Broadacre
10.05.2016

Currently, only two fungicide mode of action (MOA) groups are commercially available for foliar use in Australian cereal crops; Triazoles (Group 3) and Strobilurins (Group 11).

The lack of MOA choice puts the broadacre industry in a precarious position with regards to the development of fungicide resistance. Alarmingly, a popular practice for cereal disease management currently is applying a Group 3 fungicide in-furrow and also at seed dressing, then followed by extensive use of Group 3 fungicides for foliar disease control.

Following a history of overwhelming over-reliance on Group 3 fungicides, it’s not surprising the industry is now witnessing a sensitivity shift to diseases such as net blotch, powdery mildew and septoria.

Net Blotch

Net blotch causes leaf death, poor grain development and increased screenings.

Researchers have identified that the barley disease Net-Type Net Blotch (NTNB) in Western Australia is resistant to the fungicide tebuconazole, as well as other types of triazole fungicides.

This discovery delivered a warning to growers to avoid spraying barley crops with straight tebuconazole products. Various tebuconazole products are registered to control powdery mildew and scald in barley. Its usage on these diseases is considered high risk because it encourages further development of NTNB-resistant populations.

WA growers have been encouraged to use alternative fungicide mixes that contain a quinone outside inhibitor (Qol), as NTNB is unlikely to develop significant resistance to Qol.

The best example of a broad spectrum Qol is Amistar Xtra®. Certain other Qol products are registered for suppression only of net blotch on barley, which may in itself contribute to the future selection of Qol resistant populations.

Powdery mildew

Powdery Mildew causes major yield losses in barley if infection occurs early in the season.

Western Australian growers have noticed a decline in control with triazole-based fungicides on powdery mildew in barley crops.

Powdery mildew populations resistant to tebuconazole based products have now been identified across the Western Australia wheat belt. The current recommendation is for growers to implement integrated management strategies to manage powdery mildew in 2016, given the presence of this fungicide resistance.

According to DAFWA tebuconazole will have reduced efficacy and is not recommended for powdery mildew control in barley. Use of tebuconazole at the rate for scald in barley would increase the selection pressure on the fungicide resistant strains of powdery mildew.

DAFWA note that fungicides containing both a strobilurin and a triazole product, such as Amistar Xtra, have uncompromised activity against powdery mildew. Strobilurin-based fungicide mixtures should be used once per season as part of a fungicide resistance strategy, within the disease management program. For greatest efficacy, Amistar Xtra should be applied before significant disease levels in-crop.
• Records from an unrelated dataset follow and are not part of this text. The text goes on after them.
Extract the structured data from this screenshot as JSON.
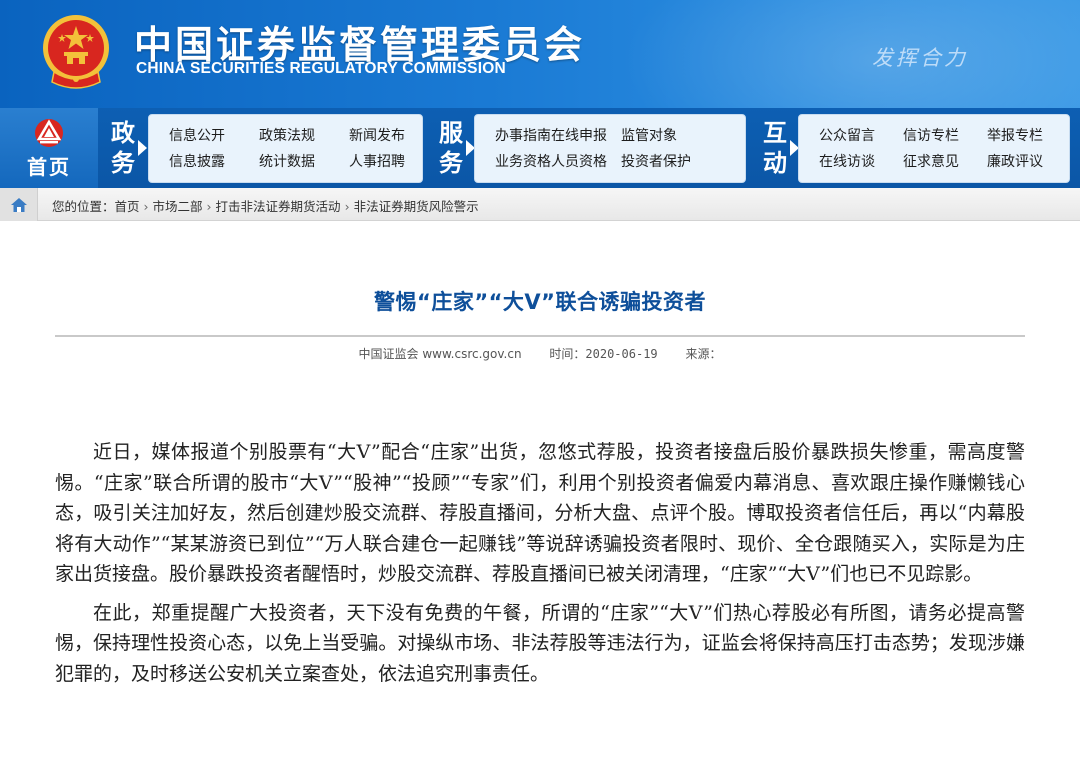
{
  "header": {
    "title_cn": "中国证券监督管理委员会",
    "title_en": "CHINA SECURITIES REGULATORY COMMISSION",
    "slogan": "发挥合力",
    "emblem_icon": "national-emblem-icon"
  },
  "nav": {
    "home_label": "首页",
    "sections": [
      {
        "label_1": "政",
        "label_2": "务",
        "items": [
          "信息公开",
          "政策法规",
          "新闻发布",
          "信息披露",
          "统计数据",
          "人事招聘"
        ]
      },
      {
        "label_1": "服",
        "label_2": "务",
        "items": [
          "办事指南",
          "在线申报",
          "监管对象",
          "业务资格",
          "人员资格",
          "投资者保护"
        ]
      },
      {
        "label_1": "互",
        "label_2": "动",
        "items": [
          "公众留言",
          "信访专栏",
          "举报专栏",
          "在线访谈",
          "征求意见",
          "廉政评议"
        ]
      }
    ]
  },
  "breadcrumb": {
    "prefix": "您的位置：",
    "items": [
      "首页",
      "市场二部",
      "打击非法证券期货活动",
      "非法证券期货风险警示"
    ],
    "separator": "›"
  },
  "article": {
    "title": "警惕“庄家”“大V”联合诱骗投资者",
    "source": "中国证监会 www.csrc.gov.cn",
    "time": "时间：2020-06-19",
    "origin": "来源：",
    "paragraphs": [
      "近日，媒体报道个别股票有“大V”配合“庄家”出货，忽悠式荐股，投资者接盘后股价暴跌损失惨重，需高度警惕。“庄家”联合所谓的股市“大V”“股神”“投顾”“专家”们，利用个别投资者偏爱内幕消息、喜欢跟庄操作赚懒钱心态，吸引关注加好友，然后创建炒股交流群、荐股直播间，分析大盘、点评个股。博取投资者信任后，再以“内幕股将有大动作”“某某游资已到位”“万人联合建仓一起赚钱”等说辞诱骗投资者限时、现价、全仓跟随买入，实际是为庄家出货接盘。股价暴跌投资者醒悟时，炒股交流群、荐股直播间已被关闭清理，“庄家”“大V”们也已不见踪影。",
      "在此，郑重提醒广大投资者，天下没有免费的午餐，所谓的“庄家”“大V”们热心荐股必有所图，请务必提高警惕，保持理性投资心态，以免上当受骗。对操纵市场、非法荐股等违法行为，证监会将保持高压打击态势；发现涉嫌犯罪的，及时移送公安机关立案查处，依法追究刑事责任。"
    ]
  },
  "colors": {
    "header_blue": "#1a7ad4",
    "nav_blue": "#0b56a6",
    "title_blue": "#0e4f9a",
    "emblem_red": "#d8261f",
    "emblem_gold": "#f3c13a"
  }
}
SDHI seed treatment

Group 7 fungicide based actives, such as Systiva®, have recently been registered for seed dressing against a number of diseases. Like other fungicide products, Group 7 fungicide based products are also vulnerable to resistance development. If a seed treatment with foliar disease activity is chosen this season, it should be used wisely. Where a foliar fungicide application is required, it should be with a product from a different MOA, as part of an integrated management package to prevent resistance development.